Threats of a federal crackdown have united liberals who object to the human costs of a war on pot with conservatives who see it as a states’ rights issue. Some in law enforcement support a tougher approach, but a bipartisan group of senators in March urged Sessions to uphold existing marijuana policy. Others in Congress have been seeking ways to protect and promote legal pot businesses.
Marijuana advocates quickly condemned Sessions’ move as a return to outdated drug-war policies that unduly affected minorities.
Sessions “wants to maintain a system that has led to tremendous injustice … and that has wasted federal resources on a huge scale,” said Maria McFarland Sanchez-Moreno, executive director of the Drug Policy Alliance. “If Sessions thinks that makes sense in terms of prosecutorial priorities, he is in a very bizarre ideological state, or a deeply problematic one.”
The change also reflects yet another way in which Sessions, who served as a federal prosecutor at the height of the drug war in Mobile, Alabama, has reversed Obama-era criminal justice policies that aimed to ease overcrowding in federal prisons and contributed to a rethinking of how drug criminals were prosecuted and sentenced.
While his Democratic predecessor, Eric Holder, told federal prosecutors to avoid seeking long mandatory minimum sentences when charging certain lower-level drug offenders, for example, Sessions issued an order demanding the opposite, telling them to pursue the most serious charges possible against most suspects.
Spokane City Council President Ben Stuckart, who has supported the rights of retailers to sell marijuana downtown, panned Sessions’ decision, noting that a majority of people in Spokane and Washington approve of legalization.

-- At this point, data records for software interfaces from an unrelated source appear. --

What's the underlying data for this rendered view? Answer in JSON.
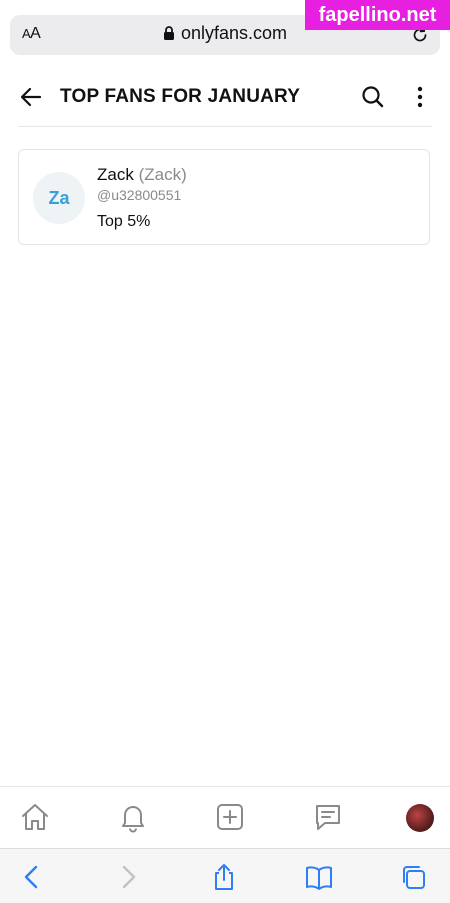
{
  "browser": {
    "aa_label_small": "A",
    "aa_label_large": "A",
    "url": "onlyfans.com"
  },
  "watermark": "fapellino.net",
  "header": {
    "title": "TOP FANS FOR JANUARY"
  },
  "fans": [
    {
      "initials": "Za",
      "name": "Zack",
      "display_name": "(Zack)",
      "handle": "@u32800551",
      "rank": "Top 5%"
    }
  ],
  "colors": {
    "accent": "#3a9fd6",
    "safari_blue": "#2f7ef6",
    "watermark_bg": "#e61fe0"
  },
  "icons": {
    "header": [
      "arrow-left-icon",
      "search-icon",
      "more-vertical-icon"
    ],
    "app_nav": [
      "home-icon",
      "bell-icon",
      "plus-square-icon",
      "message-icon",
      "profile-avatar"
    ],
    "safari": [
      "chevron-left-icon",
      "chevron-right-icon",
      "share-icon",
      "book-icon",
      "tabs-icon"
    ]
  }
}
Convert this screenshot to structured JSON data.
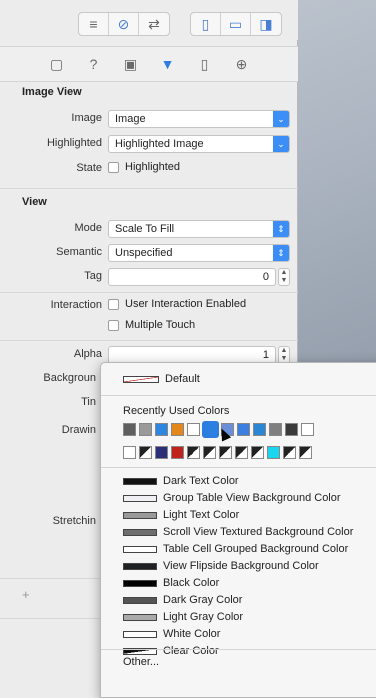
{
  "toolbar": {
    "left_group": [
      "align-left-icon",
      "link-icon",
      "back-forward-icon"
    ],
    "right_group": [
      "navigator-panel-icon",
      "debug-panel-icon",
      "utility-panel-icon"
    ]
  },
  "inspector_tabs": [
    "file-icon",
    "help-icon",
    "identity-icon",
    "attributes-icon",
    "size-icon",
    "connections-icon"
  ],
  "image_view": {
    "header": "Image View",
    "image_label": "Image",
    "image_placeholder": "Image",
    "highlighted_label": "Highlighted",
    "highlighted_placeholder": "Highlighted Image",
    "state_label": "State",
    "state_checkbox": "Highlighted"
  },
  "view": {
    "header": "View",
    "mode_label": "Mode",
    "mode_value": "Scale To Fill",
    "semantic_label": "Semantic",
    "semantic_value": "Unspecified",
    "tag_label": "Tag",
    "tag_value": "0",
    "interaction_label": "Interaction",
    "user_interaction": "User Interaction Enabled",
    "multiple_touch": "Multiple Touch",
    "alpha_label": "Alpha",
    "alpha_value": "1",
    "background_label": "Backgroun",
    "tint_label": "Tin",
    "drawing_label": "Drawin",
    "stretching_label": "Stretchin"
  },
  "color_menu": {
    "default_label": "Default",
    "recent_title": "Recently Used Colors",
    "recent_row1": [
      "#5f5f5f",
      "#9a9a9a",
      "#2f86e0",
      "#e3871d",
      "#ffffff",
      "#2a7fe0",
      "#6b8ed8",
      "#3b7fe0",
      "#2b86d6",
      "#7f7f7f",
      "#3a3a3a",
      "#ffffff"
    ],
    "recent_row2": [
      "#ffffff",
      "half",
      "#2b2f78",
      "#c0231b",
      "half",
      "half",
      "half",
      "half",
      "half",
      "#19d6ee",
      "half",
      "half"
    ],
    "named_colors": [
      {
        "label": "Dark Text Color",
        "color": "#111111"
      },
      {
        "label": "Group Table View Background Color",
        "color": "#efeff4"
      },
      {
        "label": "Light Text Color",
        "color": "#9a9a9a"
      },
      {
        "label": "Scroll View Textured Background Color",
        "color": "#6e6e6e"
      },
      {
        "label": "Table Cell Grouped Background Color",
        "color": "#ffffff"
      },
      {
        "label": "View Flipside Background Color",
        "color": "#1f2124"
      },
      {
        "label": "Black Color",
        "color": "#000000"
      },
      {
        "label": "Dark Gray Color",
        "color": "#555555"
      },
      {
        "label": "Light Gray Color",
        "color": "#aaaaaa"
      },
      {
        "label": "White Color",
        "color": "#ffffff"
      },
      {
        "label": "Clear Color",
        "color": "clear"
      }
    ],
    "other_label": "Other..."
  }
}
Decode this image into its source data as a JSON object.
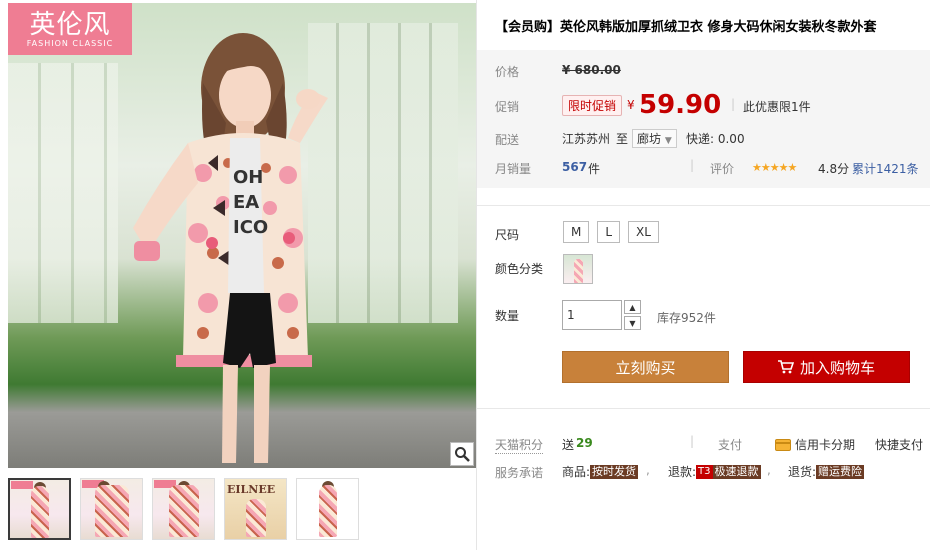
{
  "gallery": {
    "logo_cn": "英伦风",
    "logo_en": "FASHION CLASSIC",
    "thumb_text": "EILNEE"
  },
  "product": {
    "title": "【会员购】英伦风韩版加厚抓绒卫衣 修身大码休闲女装秋冬款外套"
  },
  "price": {
    "label": "价格",
    "original": "¥ 680.00",
    "promo_label": "促销",
    "promo_tag": "限时促销",
    "currency": "¥",
    "current": "59.90",
    "limit_note": "此优惠限1件"
  },
  "shipping": {
    "label": "配送",
    "from": "江苏苏州",
    "to_word": "至",
    "destination": "廊坊",
    "fee": "快递: 0.00"
  },
  "sales": {
    "label": "月销量",
    "count": "567",
    "unit": "件",
    "rating_label": "评价",
    "stars": "★★★★★",
    "score": "4.8分",
    "reviews": "累计1421条"
  },
  "sku": {
    "size_label": "尺码",
    "sizes": [
      "M",
      "L",
      "XL"
    ],
    "color_label": "颜色分类",
    "qty_label": "数量",
    "qty_value": "1",
    "stock": "库存952件"
  },
  "actions": {
    "buy": "立刻购买",
    "cart": "加入购物车"
  },
  "extras": {
    "points_label": "天猫积分",
    "points_prefix": "送",
    "points": "29",
    "pay_label": "支付",
    "credit": "信用卡分期",
    "quick_pay": "快捷支付",
    "service_label": "服务承诺",
    "goods_prefix": "商品:",
    "goods_badge": "按时发货",
    "refund_prefix": "退款:",
    "t3": "T3",
    "refund_badge": "极速退款",
    "return_prefix": "退货:",
    "return_badge": "赠运费险"
  },
  "colors": {
    "price_red": "#c40000",
    "buy_orange": "#c8813a",
    "logo_pink": "#ef7d93"
  }
}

“I think people use states’ rights, and local control, when it’s convenient for them,” Stuckart said. “I don’t want to see our jails filled with people (put there) for marijuana. I want to have local control.”
Wleklinski said the 71-year-old Sessions holds outdated and wildly distorted views about marijuana, like those depicted in the 1936 propaganda film “Reefer Madness.”
“Sessions is an old fuddy-duddy and he needs to get out of office, as far as I’m concerned,” Wleklinski said.
The Associated Press contributed to this report.
Local journalism is essential.
Give directly to The Spokesman-Review's Northwest Passages community forums series -- which helps to offset the costs of several reporter and editor positions at the newspaper -- by using the easy options below. Gifts processed in this system are not tax deductible, but are predominately used to help meet the local financial requirements needed to receive national matching-grant funds.
Subscribe now to get breaking news alerts in your email inbox
Get breaking news delivered to your inbox as it happens.